What to produce: For each line below that holds "JSON", return the line as it stands.

Data under study:
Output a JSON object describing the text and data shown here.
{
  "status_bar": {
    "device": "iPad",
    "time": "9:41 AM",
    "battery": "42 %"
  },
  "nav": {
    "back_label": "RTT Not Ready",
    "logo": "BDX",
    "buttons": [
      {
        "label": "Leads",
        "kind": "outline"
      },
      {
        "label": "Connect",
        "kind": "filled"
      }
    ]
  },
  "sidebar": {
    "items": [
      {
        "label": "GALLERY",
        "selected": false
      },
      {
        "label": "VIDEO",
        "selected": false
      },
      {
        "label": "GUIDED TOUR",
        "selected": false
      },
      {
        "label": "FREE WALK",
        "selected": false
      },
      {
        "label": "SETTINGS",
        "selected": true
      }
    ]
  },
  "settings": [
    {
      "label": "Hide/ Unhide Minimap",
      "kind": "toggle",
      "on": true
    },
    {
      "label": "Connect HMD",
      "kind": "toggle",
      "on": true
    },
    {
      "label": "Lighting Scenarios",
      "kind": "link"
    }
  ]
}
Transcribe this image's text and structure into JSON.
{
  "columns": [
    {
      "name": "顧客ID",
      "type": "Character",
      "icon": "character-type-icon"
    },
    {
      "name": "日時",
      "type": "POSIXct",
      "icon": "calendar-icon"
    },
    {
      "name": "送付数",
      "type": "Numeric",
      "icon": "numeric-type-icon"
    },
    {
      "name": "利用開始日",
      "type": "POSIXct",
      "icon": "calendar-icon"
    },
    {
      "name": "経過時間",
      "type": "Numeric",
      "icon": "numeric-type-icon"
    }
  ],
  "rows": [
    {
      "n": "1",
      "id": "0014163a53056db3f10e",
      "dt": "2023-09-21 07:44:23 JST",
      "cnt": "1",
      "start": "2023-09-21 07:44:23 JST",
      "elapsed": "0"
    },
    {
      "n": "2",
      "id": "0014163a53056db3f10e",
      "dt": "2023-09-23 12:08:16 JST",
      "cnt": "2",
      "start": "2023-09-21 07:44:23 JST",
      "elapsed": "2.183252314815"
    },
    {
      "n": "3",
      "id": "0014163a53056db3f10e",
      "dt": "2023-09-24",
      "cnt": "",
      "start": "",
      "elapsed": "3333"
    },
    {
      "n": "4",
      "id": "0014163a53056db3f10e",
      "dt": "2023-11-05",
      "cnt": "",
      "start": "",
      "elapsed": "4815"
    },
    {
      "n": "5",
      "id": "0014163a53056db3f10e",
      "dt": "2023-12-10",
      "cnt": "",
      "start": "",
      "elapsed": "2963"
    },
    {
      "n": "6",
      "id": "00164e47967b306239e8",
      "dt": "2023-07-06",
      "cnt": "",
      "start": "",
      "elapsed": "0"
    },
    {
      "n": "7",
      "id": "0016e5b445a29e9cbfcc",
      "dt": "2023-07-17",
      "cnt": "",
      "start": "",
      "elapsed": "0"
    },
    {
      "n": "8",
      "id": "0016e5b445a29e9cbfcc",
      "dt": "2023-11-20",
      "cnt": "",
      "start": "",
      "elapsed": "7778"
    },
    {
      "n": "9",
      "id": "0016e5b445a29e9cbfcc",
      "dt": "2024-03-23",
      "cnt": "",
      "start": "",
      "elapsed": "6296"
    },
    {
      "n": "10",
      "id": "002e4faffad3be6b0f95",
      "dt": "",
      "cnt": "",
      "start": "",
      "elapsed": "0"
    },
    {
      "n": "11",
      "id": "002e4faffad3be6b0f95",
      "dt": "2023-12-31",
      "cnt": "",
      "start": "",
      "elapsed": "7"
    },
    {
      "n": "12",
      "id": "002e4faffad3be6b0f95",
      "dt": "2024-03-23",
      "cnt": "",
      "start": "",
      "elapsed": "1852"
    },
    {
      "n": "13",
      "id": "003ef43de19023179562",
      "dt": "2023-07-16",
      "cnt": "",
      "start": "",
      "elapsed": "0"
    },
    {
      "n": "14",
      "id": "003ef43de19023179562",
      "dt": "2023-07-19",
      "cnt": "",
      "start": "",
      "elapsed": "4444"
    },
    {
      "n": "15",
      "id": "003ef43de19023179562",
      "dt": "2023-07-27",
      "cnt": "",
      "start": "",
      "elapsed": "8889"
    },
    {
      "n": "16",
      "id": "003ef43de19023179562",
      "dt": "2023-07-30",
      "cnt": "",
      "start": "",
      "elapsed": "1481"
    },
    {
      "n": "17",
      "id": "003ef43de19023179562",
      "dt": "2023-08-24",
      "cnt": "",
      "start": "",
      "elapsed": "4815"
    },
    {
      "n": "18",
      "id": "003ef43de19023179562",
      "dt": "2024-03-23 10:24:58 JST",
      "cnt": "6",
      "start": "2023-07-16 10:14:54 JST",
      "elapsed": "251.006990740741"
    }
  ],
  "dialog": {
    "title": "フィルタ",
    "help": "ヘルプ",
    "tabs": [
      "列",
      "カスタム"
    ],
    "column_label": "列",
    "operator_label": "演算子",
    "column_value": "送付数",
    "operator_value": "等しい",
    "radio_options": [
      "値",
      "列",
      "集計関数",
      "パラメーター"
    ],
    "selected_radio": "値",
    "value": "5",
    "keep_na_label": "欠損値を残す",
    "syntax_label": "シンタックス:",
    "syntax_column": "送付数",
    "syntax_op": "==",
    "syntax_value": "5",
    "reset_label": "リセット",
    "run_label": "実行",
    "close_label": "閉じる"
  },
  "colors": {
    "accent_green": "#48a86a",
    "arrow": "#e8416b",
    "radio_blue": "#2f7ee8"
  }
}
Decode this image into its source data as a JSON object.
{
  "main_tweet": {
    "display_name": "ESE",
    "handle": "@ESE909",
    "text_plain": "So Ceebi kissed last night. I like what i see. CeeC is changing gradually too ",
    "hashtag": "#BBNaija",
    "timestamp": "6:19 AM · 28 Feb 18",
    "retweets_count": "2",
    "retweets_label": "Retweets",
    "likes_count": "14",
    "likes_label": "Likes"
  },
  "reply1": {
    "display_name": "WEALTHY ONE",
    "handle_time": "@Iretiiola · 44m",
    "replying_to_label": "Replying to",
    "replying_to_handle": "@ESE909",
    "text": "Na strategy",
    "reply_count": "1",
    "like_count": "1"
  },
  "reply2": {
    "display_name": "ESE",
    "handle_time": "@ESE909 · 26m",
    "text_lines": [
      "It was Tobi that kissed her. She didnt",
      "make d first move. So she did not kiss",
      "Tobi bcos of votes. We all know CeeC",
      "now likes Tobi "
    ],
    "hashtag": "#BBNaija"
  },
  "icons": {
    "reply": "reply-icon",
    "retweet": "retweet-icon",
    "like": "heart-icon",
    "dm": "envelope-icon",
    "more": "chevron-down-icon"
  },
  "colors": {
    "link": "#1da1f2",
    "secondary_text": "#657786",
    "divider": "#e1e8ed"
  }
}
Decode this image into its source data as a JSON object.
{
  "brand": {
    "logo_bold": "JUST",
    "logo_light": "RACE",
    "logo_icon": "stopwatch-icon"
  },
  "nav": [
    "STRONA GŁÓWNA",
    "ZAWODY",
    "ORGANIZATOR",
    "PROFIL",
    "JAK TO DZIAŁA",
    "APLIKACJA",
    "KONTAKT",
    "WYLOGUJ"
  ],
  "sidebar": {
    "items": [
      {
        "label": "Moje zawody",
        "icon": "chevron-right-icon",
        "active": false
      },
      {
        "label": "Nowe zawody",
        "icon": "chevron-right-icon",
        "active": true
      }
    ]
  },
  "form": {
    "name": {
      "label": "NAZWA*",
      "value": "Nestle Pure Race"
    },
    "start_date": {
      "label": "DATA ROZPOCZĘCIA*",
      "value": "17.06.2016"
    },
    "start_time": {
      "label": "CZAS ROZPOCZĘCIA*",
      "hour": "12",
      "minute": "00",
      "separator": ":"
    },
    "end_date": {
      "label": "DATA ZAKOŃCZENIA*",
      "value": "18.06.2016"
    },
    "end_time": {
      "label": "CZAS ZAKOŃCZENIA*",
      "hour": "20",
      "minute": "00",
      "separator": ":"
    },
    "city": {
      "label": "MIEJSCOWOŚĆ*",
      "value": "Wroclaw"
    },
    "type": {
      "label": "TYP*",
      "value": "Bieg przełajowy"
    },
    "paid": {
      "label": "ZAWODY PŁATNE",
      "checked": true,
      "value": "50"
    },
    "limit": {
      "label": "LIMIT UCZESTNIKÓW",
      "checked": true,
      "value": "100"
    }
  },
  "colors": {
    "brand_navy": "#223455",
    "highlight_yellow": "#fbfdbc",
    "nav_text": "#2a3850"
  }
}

Your response:
Output a JSON object describing the text and data shown here.
Transcribe this image's text and structure into JSON.
Decode this image into its source data as a JSON object.
Decode this image into its source data as a JSON object.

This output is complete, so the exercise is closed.